Gaining an Appreciation for the Bible

“It is good for me that I have been afflicted; that I might learn thy statutes. The law of thy mouth is better unto me than thousands of gold and silver” (Ps. 119:72-72).

These passages emphasize a great appreciation for the word of God.  There are times in life when the word of God comes to mean more and more.  Appreciation is a developed trait.  It is a quality of the human spirit that learns the worth of truly valuable things.  Consider times in life when appreciation for the Bible grows.

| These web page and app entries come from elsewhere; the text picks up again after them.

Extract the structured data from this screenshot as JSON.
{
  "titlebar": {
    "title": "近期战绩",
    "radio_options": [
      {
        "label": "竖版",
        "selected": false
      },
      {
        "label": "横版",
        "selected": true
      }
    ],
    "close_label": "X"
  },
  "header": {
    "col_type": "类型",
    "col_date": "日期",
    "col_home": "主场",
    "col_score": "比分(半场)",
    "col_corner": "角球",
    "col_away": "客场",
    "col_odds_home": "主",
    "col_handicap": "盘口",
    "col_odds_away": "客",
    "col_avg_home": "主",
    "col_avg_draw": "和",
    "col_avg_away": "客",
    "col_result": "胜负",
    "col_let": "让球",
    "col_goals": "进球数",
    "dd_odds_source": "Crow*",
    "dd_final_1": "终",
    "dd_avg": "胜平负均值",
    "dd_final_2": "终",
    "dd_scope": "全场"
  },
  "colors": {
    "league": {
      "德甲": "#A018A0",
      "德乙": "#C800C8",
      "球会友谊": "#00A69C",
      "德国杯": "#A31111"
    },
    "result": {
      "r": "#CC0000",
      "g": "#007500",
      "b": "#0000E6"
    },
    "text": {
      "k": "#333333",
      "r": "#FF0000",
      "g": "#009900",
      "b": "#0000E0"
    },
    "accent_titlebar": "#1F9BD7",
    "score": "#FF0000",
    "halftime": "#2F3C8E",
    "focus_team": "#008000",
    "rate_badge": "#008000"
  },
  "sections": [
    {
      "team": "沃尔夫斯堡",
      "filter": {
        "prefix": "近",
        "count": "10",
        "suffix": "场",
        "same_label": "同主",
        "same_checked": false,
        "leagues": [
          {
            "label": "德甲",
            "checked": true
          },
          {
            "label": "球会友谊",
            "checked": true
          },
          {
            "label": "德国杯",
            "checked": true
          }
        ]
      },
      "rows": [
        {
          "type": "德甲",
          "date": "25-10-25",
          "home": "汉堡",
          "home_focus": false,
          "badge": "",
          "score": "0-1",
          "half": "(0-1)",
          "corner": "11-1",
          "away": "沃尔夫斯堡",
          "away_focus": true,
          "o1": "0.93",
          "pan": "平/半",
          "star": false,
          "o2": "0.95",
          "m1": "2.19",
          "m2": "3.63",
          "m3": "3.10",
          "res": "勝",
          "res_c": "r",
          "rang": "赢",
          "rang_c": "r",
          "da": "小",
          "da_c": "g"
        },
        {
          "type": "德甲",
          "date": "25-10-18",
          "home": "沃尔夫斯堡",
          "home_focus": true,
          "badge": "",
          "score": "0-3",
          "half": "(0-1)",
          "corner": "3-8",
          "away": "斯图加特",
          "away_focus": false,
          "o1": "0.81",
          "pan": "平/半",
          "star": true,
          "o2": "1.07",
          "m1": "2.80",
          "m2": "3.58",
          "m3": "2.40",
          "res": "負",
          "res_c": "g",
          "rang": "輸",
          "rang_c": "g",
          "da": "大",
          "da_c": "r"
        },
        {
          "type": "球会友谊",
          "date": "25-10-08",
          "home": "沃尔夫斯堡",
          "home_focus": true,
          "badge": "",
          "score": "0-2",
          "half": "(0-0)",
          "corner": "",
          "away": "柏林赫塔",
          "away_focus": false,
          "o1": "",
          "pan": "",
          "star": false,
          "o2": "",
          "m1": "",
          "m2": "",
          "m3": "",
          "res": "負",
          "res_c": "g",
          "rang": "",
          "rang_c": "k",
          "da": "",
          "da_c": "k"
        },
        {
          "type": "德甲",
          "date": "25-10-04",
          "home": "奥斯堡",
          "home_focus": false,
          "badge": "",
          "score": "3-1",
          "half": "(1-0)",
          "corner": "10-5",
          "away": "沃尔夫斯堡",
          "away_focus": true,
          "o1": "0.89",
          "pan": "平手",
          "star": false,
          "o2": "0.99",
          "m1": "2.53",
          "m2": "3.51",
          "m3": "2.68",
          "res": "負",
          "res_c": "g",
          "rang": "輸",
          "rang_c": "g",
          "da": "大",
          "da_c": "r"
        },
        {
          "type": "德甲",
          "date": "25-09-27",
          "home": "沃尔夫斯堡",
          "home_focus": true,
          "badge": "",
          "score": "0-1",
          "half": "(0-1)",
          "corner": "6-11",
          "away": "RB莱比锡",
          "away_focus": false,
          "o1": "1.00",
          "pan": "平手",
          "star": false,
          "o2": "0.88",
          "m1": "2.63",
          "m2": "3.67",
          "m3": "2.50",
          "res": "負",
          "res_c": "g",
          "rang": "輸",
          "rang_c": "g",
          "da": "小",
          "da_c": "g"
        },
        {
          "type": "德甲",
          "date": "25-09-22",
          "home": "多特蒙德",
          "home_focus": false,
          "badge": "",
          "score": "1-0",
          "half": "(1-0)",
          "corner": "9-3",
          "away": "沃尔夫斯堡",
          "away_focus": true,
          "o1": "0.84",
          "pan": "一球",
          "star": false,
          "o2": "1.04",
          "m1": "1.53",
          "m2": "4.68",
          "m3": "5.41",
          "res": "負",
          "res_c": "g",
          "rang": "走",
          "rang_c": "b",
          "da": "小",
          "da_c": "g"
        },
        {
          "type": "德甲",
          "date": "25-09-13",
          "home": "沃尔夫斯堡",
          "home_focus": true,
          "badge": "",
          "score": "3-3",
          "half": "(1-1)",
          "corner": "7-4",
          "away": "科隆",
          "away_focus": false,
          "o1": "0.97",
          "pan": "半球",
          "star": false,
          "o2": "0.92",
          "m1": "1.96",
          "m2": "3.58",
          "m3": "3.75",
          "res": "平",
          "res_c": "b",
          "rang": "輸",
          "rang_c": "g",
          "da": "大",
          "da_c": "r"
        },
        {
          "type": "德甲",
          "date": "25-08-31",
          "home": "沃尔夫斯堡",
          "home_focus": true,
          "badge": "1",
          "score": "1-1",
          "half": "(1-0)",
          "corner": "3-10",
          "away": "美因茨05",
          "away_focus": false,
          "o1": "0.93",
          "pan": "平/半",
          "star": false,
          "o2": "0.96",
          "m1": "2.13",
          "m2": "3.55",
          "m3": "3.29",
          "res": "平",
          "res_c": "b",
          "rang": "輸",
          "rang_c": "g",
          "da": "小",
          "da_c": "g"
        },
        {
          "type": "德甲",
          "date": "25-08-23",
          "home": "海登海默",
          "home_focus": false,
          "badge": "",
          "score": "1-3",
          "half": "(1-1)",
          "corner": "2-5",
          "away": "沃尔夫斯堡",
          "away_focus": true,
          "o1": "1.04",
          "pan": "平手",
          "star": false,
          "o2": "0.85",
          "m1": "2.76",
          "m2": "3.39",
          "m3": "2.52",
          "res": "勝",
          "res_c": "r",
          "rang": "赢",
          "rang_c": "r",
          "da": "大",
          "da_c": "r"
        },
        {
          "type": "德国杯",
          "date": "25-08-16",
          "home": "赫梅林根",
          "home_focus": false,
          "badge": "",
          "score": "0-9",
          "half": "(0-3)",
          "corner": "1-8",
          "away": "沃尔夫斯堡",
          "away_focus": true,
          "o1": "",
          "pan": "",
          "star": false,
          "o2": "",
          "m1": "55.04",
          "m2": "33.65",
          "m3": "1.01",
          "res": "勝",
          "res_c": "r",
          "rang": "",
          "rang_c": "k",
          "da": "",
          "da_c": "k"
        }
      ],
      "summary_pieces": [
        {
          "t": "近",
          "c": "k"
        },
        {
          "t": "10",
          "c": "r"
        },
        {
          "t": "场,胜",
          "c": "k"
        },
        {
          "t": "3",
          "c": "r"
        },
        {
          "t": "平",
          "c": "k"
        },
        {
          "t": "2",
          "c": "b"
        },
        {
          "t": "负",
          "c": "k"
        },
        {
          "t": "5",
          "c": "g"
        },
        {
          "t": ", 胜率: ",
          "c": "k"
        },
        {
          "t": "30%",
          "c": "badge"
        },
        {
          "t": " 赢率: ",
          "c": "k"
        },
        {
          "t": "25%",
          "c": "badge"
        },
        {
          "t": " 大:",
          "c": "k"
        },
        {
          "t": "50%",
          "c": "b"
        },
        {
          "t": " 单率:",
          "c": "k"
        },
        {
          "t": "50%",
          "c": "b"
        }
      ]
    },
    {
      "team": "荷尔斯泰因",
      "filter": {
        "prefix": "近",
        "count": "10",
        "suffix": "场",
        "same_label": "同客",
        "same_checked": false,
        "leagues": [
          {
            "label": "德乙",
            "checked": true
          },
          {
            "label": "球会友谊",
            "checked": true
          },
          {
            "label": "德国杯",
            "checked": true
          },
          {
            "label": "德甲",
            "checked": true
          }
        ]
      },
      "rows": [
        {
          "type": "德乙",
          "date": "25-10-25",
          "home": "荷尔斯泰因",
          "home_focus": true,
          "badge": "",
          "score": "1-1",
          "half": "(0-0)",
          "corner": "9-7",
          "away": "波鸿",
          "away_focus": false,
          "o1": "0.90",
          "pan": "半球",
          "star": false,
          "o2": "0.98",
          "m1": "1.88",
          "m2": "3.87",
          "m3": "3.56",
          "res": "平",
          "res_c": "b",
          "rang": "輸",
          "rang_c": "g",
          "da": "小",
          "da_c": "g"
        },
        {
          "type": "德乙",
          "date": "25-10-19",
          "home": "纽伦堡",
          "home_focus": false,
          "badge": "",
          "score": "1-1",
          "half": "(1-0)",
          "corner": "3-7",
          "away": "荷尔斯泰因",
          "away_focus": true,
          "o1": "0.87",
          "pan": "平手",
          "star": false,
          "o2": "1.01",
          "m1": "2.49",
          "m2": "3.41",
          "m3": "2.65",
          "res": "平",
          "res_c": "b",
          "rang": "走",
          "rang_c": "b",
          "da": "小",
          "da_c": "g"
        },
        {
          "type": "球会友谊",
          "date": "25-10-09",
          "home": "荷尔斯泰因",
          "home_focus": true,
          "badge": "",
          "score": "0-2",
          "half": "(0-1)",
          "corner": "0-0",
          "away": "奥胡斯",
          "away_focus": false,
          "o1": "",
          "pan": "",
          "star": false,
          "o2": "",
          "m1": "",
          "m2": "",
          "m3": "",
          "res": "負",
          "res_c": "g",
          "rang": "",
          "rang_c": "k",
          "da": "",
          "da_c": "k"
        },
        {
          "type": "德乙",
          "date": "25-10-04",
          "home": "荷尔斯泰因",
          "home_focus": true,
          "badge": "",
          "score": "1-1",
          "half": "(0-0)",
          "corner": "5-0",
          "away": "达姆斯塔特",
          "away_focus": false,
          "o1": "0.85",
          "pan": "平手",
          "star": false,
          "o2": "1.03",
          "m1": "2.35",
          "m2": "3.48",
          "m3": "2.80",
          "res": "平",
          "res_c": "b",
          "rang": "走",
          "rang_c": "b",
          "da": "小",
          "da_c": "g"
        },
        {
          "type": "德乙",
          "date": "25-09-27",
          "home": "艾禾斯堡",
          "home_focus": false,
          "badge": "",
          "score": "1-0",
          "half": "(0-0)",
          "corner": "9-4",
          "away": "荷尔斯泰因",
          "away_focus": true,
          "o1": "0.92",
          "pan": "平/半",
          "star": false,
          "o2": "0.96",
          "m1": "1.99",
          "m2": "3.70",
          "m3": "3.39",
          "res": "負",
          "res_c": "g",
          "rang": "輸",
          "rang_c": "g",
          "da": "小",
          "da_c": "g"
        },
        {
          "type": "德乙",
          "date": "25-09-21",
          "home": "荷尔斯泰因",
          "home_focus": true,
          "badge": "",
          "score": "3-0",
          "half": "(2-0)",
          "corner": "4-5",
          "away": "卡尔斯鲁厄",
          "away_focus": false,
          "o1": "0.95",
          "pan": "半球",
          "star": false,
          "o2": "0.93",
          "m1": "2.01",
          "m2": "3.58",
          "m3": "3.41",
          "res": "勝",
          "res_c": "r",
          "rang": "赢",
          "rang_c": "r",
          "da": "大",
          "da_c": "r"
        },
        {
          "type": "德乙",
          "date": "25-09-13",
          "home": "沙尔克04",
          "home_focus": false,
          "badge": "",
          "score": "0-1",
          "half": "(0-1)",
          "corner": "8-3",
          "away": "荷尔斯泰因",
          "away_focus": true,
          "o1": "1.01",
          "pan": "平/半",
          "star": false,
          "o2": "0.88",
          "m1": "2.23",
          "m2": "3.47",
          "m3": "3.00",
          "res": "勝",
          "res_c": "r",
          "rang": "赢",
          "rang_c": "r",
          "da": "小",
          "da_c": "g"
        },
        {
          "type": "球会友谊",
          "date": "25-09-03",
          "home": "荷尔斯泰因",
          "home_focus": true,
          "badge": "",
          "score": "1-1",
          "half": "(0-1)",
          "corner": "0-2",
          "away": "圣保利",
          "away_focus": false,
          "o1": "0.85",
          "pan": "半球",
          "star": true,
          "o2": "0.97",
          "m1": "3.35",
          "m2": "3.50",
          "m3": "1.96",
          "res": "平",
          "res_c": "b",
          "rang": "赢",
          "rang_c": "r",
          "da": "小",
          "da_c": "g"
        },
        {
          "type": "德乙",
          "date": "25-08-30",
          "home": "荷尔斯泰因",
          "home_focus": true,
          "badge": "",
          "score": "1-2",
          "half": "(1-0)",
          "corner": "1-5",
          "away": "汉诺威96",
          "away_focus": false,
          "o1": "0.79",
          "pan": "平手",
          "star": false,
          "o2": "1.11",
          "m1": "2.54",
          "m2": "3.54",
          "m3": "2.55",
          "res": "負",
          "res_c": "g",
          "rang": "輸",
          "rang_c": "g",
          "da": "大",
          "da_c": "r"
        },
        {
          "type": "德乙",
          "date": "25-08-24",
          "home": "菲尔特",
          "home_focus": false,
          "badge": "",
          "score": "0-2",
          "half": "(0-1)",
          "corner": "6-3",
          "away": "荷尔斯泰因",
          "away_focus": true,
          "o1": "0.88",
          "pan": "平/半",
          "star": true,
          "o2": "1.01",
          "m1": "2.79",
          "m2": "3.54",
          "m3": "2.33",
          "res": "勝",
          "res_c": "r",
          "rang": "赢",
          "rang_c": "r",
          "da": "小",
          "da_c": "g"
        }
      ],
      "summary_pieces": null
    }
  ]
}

  1. Times of Confusion. Certain situations in life can cause the mind to be confused.  It is written in the psalms, “Truly God is good to Israel, even to such as are of a clean heart. But as for me, my feet were almost gone; my steps had well-nigh slipped. For I was envious at the foolish, when I saw the prosperity of the wicked” (Ps. 73:1-3).  Jeremiah said, “Righteous art thou, O Lord, when I plead with thee: yet let me talk with thee of thy judgments: Wherefore doth the way of the wicked prosper? wherefore are all they happy that deal very treacherously?” (Jer. 12:1).  The principle of sowing and reaping has always been a valid concept for living (cf. Gal. 6:7-8).  The problem is that the wicked do not always reap in this life what they have sown and the righteous do not always in this life reap what they have sown.  The full reaping of what one has sown is after the day of judgment (cf. 1 Tim. 5:24-25).  Wickedness does seem to gain and righteousness does seem to continually suffer.  The psalmist of Psalm 73 finally saw the truth of the whole matter when he went into the place of the reading of the scriptures.  It is stated, “Until I went into the sanctuary of God: then understood I their end” (Ps. 73:17).  He appreciated the Bible for revealing what man struggles to understand in his own wisdom.  Real wisdom is from the scriptures (cf. 2 Tim. 3:15-17).
  2. Times of Crisis. Life is as Job stated, “Man that is born of woman is of few days and full of trouble” (Job 14:1).  Jesus said of time, “Take therefore no thought for the morrow: for the morrow shall take thought for the things of itself. Sufficient unto the day is the evil thereof” (Matt. 6:34).  Paul wrote, “See then that ye walk circumspectly, not as fools, but as wise, Redeeming the time, because the days are evil” (Eph. 5:15-16).  What does one do when major problems arise?  There are conflicts with people, unforeseen health issues and the list goes on.  Going to the Bible first and foremost is both prudent and productive.  When Jesus faced the devil, he leaned on “it is written” (Matt. 4:4, 7, 10).  The exhortation by Peter to those suffering Christians (cf. 1 Peter 4:16) still holds true value for today, where he wrote, “As newborn babes, desire the sincere milk of the word, that ye may grow thereby” (1 Peter 2:2).
  3. Times of Crying. Sorrow is a present reality in this world.  Disappointments, discouragement and even death bring their own forms of crying.  The Bible states, “And let us not be weary in well-doing: for in due season we shall reap, if we faint not” (Gal. 6:9).  Again, “Casting all your care upon him; for he careth for you” (1 Peter 5:7).  When death comes, Paul wrote at the end of 1 Thessalonians 4:13-17, “Wherefore comfort one another with these words” (1 Thess. 4:18).  The Bible truly is as stated, “This is my comfort in my affliction: for thy word hath quickened me” (Ps. 119:50).                                                                      

Jimmy Clark